*** Record excerpts Section Begins ***

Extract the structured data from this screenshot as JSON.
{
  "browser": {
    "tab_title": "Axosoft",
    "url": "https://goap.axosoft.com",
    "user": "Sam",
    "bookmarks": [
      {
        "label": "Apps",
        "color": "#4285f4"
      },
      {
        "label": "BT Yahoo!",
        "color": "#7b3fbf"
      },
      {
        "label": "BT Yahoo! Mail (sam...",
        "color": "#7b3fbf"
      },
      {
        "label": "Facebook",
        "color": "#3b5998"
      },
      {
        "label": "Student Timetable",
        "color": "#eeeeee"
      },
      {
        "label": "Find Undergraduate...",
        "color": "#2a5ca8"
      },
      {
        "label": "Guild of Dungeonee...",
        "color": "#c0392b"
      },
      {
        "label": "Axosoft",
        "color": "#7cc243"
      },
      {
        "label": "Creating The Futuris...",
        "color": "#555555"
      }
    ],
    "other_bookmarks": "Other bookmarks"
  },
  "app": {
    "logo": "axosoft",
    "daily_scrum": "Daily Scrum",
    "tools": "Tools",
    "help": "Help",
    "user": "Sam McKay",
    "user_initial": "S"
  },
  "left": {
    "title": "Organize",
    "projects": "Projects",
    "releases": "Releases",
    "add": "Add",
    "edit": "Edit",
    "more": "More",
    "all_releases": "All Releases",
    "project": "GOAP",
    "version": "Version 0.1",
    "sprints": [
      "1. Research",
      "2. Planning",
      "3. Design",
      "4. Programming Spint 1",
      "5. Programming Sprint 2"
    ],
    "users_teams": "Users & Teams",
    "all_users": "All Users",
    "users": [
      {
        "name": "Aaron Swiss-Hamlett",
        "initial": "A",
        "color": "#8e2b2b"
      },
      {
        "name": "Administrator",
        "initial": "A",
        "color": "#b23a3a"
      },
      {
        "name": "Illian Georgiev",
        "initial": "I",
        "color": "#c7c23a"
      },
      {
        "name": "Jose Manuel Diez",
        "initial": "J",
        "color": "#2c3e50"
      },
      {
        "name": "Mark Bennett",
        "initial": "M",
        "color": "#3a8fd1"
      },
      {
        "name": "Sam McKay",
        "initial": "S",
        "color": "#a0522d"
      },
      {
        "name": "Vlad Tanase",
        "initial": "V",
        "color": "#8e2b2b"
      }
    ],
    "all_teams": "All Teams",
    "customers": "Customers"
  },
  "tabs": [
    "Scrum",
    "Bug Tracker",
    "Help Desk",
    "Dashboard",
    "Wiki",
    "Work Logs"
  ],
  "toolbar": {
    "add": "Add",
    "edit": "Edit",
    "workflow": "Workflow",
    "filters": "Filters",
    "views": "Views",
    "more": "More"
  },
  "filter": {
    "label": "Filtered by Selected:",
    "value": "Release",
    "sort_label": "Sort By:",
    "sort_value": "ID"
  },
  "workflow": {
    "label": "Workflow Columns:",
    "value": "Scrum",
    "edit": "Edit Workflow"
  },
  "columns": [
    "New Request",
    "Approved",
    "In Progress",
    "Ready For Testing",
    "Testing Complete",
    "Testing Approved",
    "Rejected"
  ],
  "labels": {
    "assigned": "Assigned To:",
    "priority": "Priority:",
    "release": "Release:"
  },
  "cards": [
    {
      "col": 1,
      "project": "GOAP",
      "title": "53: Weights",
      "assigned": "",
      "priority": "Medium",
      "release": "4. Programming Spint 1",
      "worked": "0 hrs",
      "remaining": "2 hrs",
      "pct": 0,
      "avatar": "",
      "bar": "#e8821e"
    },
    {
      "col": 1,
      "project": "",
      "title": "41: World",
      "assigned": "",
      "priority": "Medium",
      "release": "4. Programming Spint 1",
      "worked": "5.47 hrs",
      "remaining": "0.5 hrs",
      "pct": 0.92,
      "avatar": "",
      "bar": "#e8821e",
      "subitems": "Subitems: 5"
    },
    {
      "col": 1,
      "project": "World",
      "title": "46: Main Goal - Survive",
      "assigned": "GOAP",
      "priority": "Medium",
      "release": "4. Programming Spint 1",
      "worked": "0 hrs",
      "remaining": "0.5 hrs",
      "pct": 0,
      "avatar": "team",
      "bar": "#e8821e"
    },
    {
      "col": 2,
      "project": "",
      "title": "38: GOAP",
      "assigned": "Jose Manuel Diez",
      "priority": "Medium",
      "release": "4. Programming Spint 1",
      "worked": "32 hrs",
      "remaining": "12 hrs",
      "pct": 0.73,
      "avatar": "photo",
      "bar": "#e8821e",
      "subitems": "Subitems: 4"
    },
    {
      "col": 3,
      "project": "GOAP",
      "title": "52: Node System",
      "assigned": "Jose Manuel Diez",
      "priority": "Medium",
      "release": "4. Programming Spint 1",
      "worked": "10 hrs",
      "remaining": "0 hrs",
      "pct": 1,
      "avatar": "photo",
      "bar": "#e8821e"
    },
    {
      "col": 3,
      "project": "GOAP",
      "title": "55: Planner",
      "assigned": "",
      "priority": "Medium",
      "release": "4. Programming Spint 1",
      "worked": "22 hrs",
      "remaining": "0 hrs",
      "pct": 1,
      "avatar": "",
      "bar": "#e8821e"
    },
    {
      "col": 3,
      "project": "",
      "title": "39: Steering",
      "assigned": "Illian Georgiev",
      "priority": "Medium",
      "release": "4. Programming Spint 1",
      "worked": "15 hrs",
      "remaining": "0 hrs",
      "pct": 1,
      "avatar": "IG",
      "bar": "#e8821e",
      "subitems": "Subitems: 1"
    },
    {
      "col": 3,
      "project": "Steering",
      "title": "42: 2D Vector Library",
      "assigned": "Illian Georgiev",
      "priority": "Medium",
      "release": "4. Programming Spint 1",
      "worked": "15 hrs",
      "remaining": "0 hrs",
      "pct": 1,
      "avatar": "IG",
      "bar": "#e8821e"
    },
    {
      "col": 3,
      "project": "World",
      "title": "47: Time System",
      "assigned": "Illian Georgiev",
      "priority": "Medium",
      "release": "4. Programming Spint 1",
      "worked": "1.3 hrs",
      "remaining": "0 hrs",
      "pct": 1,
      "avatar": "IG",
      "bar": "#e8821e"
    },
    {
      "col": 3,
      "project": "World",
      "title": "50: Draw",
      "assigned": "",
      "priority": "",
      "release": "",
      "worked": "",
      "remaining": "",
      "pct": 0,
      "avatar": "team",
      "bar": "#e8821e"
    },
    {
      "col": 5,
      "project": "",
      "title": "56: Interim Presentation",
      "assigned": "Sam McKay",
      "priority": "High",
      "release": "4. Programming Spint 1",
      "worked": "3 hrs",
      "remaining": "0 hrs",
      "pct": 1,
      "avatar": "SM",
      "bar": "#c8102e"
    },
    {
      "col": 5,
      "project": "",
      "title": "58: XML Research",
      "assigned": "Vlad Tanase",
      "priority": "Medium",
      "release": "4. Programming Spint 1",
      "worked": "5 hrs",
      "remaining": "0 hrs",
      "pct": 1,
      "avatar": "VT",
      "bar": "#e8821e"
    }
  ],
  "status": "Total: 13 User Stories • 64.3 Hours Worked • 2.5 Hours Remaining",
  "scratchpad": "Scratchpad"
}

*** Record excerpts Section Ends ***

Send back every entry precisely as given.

▸ Task output:
Extract the structured data from this screenshot as JSON.
{
  "browser": {
    "tab_title": "Axosoft",
    "url": "https://goap.axosoft.com",
    "user": "Sam",
    "bookmarks": [
      {
        "label": "Apps",
        "color": "#4285f4"
      },
      {
        "label": "BT Yahoo!",
        "color": "#7b3fbf"
      },
      {
        "label": "BT Yahoo! Mail (sam...",
        "color": "#7b3fbf"
      },
      {
        "label": "Facebook",
        "color": "#3b5998"
      },
      {
        "label": "Student Timetable",
        "color": "#eeeeee"
      },
      {
        "label": "Find Undergraduate...",
        "color": "#2a5ca8"
      },
      {
        "label": "Guild of Dungeonee...",
        "color": "#c0392b"
      },
      {
        "label": "Axosoft",
        "color": "#7cc243"
      },
      {
        "label": "Creating The Futuris...",
        "color": "#555555"
      }
    ],
    "other_bookmarks": "Other bookmarks"
  },
  "app": {
    "logo": "axosoft",
    "daily_scrum": "Daily Scrum",
    "tools": "Tools",
    "help": "Help",
    "user": "Sam McKay",
    "user_initial": "S"
  },
  "left": {
    "title": "Organize",
    "projects": "Projects",
    "releases": "Releases",
    "add": "Add",
    "edit": "Edit",
    "more": "More",
    "all_releases": "All Releases",
    "project": "GOAP",
    "version": "Version 0.1",
    "sprints": [
      "1. Research",
      "2. Planning",
      "3. Design",
      "4. Programming Spint 1",
      "5. Programming Sprint 2"
    ],
    "users_teams": "Users & Teams",
    "all_users": "All Users",
    "users": [
      {
        "name": "Aaron Swiss-Hamlett",
        "initial": "A",
        "color": "#8e2b2b"
      },
      {
        "name": "Administrator",
        "initial": "A",
        "color": "#b23a3a"
      },
      {
        "name": "Illian Georgiev",
        "initial": "I",
        "color": "#c7c23a"
      },
      {
        "name": "Jose Manuel Diez",
        "initial": "J",
        "color": "#2c3e50"
      },
      {
        "name": "Mark Bennett",
        "initial": "M",
        "color": "#3a8fd1"
      },
      {
        "name": "Sam McKay",
        "initial": "S",
        "color": "#a0522d"
      },
      {
        "name": "Vlad Tanase",
        "initial": "V",
        "color": "#8e2b2b"
      }
    ],
    "all_teams": "All Teams",
    "customers": "Customers"
  },
  "tabs": [
    "Scrum",
    "Bug Tracker",
    "Help Desk",
    "Dashboard",
    "Wiki",
    "Work Logs"
  ],
  "toolbar": {
    "add": "Add",
    "edit": "Edit",
    "workflow": "Workflow",
    "filters": "Filters",
    "views": "Views",
    "more": "More"
  },
  "filter": {
    "label": "Filtered by Selected:",
    "value": "Release",
    "sort_label": "Sort By:",
    "sort_value": "ID"
  },
  "workflow": {
    "label": "Workflow Columns:",
    "value": "Scrum",
    "edit": "Edit Workflow"
  },
  "columns": [
    "New Request",
    "Approved",
    "In Progress",
    "Ready For Testing",
    "Testing Complete",
    "Testing Approved",
    "Rejected"
  ],
  "labels": {
    "assigned": "Assigned To:",
    "priority": "Priority:",
    "release": "Release:"
  },
  "cards": [
    {
      "col": 1,
      "project": "GOAP",
      "title": "53: Weights",
      "assigned": "",
      "priority": "Medium",
      "release": "4. Programming Spint 1",
      "worked": "0 hrs",
      "remaining": "2 hrs",
      "pct": 0,
      "avatar": "",
      "bar": "#e8821e"
    },
    {
      "col": 1,
      "project": "",
      "title": "41: World",
      "assigned": "",
      "priority": "Medium",
      "release": "4. Programming Spint 1",
      "worked": "5.47 hrs",
      "remaining": "0.5 hrs",
      "pct": 0.92,
      "avatar": "",
      "bar": "#e8821e",
      "subitems": "Subitems: 5"
    },
    {
      "col": 1,
      "project": "World",
      "title": "46: Main Goal - Survive",
      "assigned": "GOAP",
      "priority": "Medium",
      "release": "4. Programming Spint 1",
      "worked": "0 hrs",
      "remaining": "0.5 hrs",
      "pct": 0,
      "avatar": "team",
      "bar": "#e8821e"
    },
    {
      "col": 2,
      "project": "",
      "title": "38: GOAP",
      "assigned": "Jose Manuel Diez",
      "priority": "Medium",
      "release": "4. Programming Spint 1",
      "worked": "32 hrs",
      "remaining": "12 hrs",
      "pct": 0.73,
      "avatar": "photo",
      "bar": "#e8821e",
      "subitems": "Subitems: 4"
    },
    {
      "col": 3,
      "project": "GOAP",
      "title": "52: Node System",
      "assigned": "Jose Manuel Diez",
      "priority": "Medium",
      "release": "4. Programming Spint 1",
      "worked": "10 hrs",
      "remaining": "0 hrs",
      "pct": 1,
      "avatar": "photo",
      "bar": "#e8821e"
    },
    {
      "col": 3,
      "project": "GOAP",
      "title": "55: Planner",
      "assigned": "",
      "priority": "Medium",
      "release": "4. Programming Spint 1",
      "worked": "22 hrs",
      "remaining": "0 hrs",
      "pct": 1,
      "avatar": "",
      "bar": "#e8821e"
    },
    {
      "col": 3,
      "project": "",
      "title": "39: Steering",
      "assigned": "Illian Georgiev",
      "priority": "Medium",
      "release": "4. Programming Spint 1",
      "worked": "15 hrs",
      "remaining": "0 hrs",
      "pct": 1,
      "avatar": "IG",
      "bar": "#e8821e",
      "subitems": "Subitems: 1"
    },
    {
      "col": 3,
      "project": "Steering",
      "title": "42: 2D Vector Library",
      "assigned": "Illian Georgiev",
      "priority": "Medium",
      "release": "4. Programming Spint 1",
      "worked": "15 hrs",
      "remaining": "0 hrs",
      "pct": 1,
      "avatar": "IG",
      "bar": "#e8821e"
    },
    {
      "col": 3,
      "project": "World",
      "title": "47: Time System",
      "assigned": "Illian Georgiev",
      "priority": "Medium",
      "release": "4. Programming Spint 1",
      "worked": "1.3 hrs",
      "remaining": "0 hrs",
      "pct": 1,
      "avatar": "IG",
      "bar": "#e8821e"
    },
    {
      "col": 3,
      "project": "World",
      "title": "50: Draw",
      "assigned": "",
      "priority": "",
      "release": "",
      "worked": "",
      "remaining": "",
      "pct": 0,
      "avatar": "team",
      "bar": "#e8821e"
    },
    {
      "col": 5,
      "project": "",
      "title": "56: Interim Presentation",
      "assigned": "Sam McKay",
      "priority": "High",
      "release": "4. Programming Spint 1",
      "worked": "3 hrs",
      "remaining": "0 hrs",
      "pct": 1,
      "avatar": "SM",
      "bar": "#c8102e"
    },
    {
      "col": 5,
      "project": "",
      "title": "58: XML Research",
      "assigned": "Vlad Tanase",
      "priority": "Medium",
      "release": "4. Programming Spint 1",
      "worked": "5 hrs",
      "remaining": "0 hrs",
      "pct": 1,
      "avatar": "VT",
      "bar": "#e8821e"
    }
  ],
  "status": "Total: 13 User Stories • 64.3 Hours Worked • 2.5 Hours Remaining",
  "scratchpad": "Scratchpad"
}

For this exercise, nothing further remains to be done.